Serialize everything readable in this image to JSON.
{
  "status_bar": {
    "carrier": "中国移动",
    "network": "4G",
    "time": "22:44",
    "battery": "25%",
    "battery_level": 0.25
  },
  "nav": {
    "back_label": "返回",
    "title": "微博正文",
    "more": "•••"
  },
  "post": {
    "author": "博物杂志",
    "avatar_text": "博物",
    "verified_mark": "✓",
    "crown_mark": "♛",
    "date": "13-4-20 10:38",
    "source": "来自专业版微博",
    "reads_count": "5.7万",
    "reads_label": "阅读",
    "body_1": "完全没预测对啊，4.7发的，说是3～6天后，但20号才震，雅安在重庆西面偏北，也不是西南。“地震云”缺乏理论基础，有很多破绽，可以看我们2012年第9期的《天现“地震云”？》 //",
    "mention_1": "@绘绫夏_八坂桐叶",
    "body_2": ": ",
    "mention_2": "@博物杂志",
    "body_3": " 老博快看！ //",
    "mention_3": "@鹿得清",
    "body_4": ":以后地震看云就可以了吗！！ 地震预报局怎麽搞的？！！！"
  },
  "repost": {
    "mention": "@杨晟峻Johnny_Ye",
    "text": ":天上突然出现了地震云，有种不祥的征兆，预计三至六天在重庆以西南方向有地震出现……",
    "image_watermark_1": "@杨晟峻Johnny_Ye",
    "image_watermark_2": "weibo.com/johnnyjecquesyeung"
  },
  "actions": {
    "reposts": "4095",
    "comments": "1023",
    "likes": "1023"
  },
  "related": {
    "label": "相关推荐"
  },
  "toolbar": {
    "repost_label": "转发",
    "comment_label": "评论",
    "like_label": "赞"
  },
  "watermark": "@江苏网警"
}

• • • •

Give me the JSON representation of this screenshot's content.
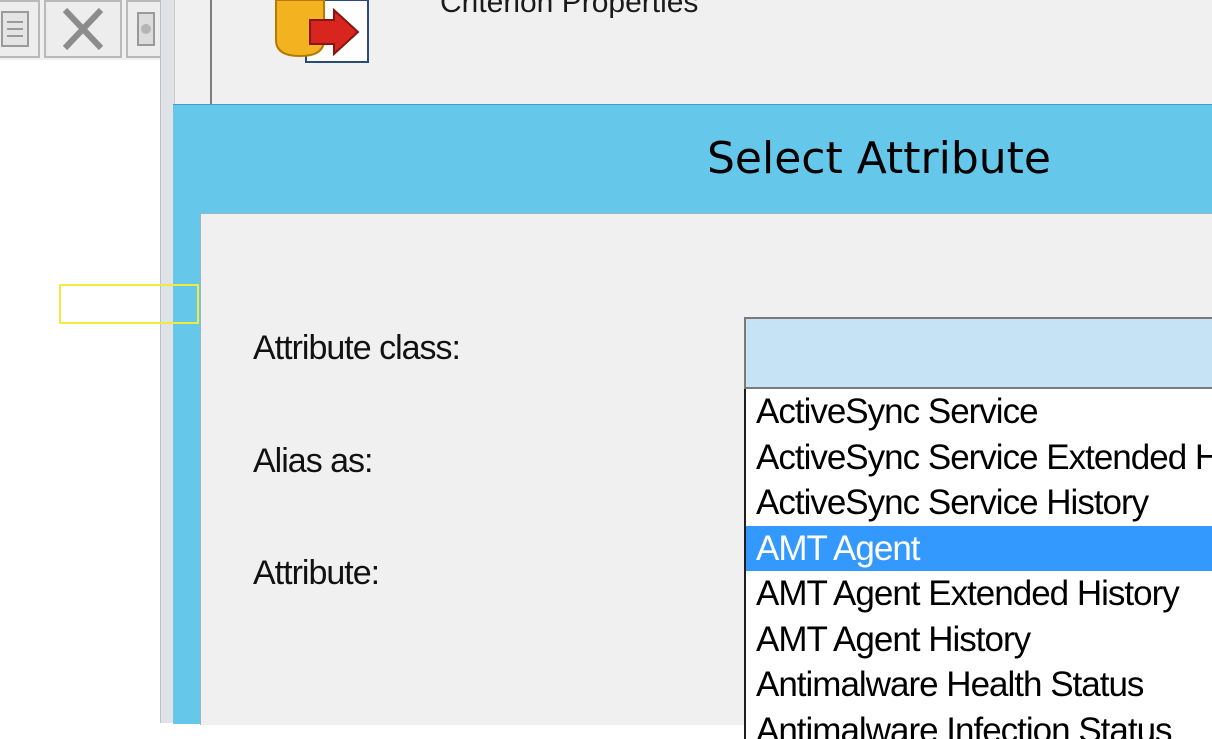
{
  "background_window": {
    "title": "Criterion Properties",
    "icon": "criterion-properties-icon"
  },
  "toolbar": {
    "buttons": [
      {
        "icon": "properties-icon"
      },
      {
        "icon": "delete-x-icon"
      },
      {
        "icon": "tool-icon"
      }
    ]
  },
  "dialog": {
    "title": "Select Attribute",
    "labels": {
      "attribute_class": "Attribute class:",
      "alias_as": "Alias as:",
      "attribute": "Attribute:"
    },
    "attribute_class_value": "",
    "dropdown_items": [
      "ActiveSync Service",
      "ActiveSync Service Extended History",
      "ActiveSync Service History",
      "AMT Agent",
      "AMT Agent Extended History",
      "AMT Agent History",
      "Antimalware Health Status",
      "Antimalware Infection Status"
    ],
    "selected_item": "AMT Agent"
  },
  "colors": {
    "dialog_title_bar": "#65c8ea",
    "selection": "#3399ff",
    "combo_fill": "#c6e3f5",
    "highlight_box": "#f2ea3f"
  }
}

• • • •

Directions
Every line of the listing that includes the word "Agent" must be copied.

Task response
      "AMT Agent",
      "AMT Agent Extended History",
      "AMT Agent History",
    "selected_item": "AMT Agent"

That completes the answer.